→ EXERCISE INSTRUCTIONS: Copy every line of the data that contains the string "chevron".

Data records for software interfaces

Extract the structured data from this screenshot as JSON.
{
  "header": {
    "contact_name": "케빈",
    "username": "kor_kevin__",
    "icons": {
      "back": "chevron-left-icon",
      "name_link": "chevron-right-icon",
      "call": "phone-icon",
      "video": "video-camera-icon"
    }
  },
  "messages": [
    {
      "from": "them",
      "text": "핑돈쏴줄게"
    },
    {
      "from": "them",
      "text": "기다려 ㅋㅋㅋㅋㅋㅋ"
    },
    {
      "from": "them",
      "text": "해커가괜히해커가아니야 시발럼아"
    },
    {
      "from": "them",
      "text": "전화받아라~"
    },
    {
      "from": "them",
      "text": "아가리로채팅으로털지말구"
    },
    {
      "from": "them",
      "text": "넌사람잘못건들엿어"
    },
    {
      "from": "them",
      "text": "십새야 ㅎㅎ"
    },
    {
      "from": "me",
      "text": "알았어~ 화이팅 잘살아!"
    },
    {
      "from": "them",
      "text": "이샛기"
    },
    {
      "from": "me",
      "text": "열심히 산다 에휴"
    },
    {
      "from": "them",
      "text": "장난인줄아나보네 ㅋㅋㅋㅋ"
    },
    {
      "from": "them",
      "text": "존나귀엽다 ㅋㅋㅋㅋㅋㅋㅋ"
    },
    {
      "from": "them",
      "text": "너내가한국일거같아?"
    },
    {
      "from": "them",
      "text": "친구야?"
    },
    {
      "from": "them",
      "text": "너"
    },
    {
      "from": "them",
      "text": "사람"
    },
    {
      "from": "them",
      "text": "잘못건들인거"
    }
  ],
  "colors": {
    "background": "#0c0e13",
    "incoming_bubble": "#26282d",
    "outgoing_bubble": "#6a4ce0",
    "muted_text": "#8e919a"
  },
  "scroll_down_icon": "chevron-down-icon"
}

→ EXERCISE RESPONSE:
      "back": "chevron-left-icon",
      "name_link": "chevron-right-icon",
  "scroll_down_icon": "chevron-down-icon"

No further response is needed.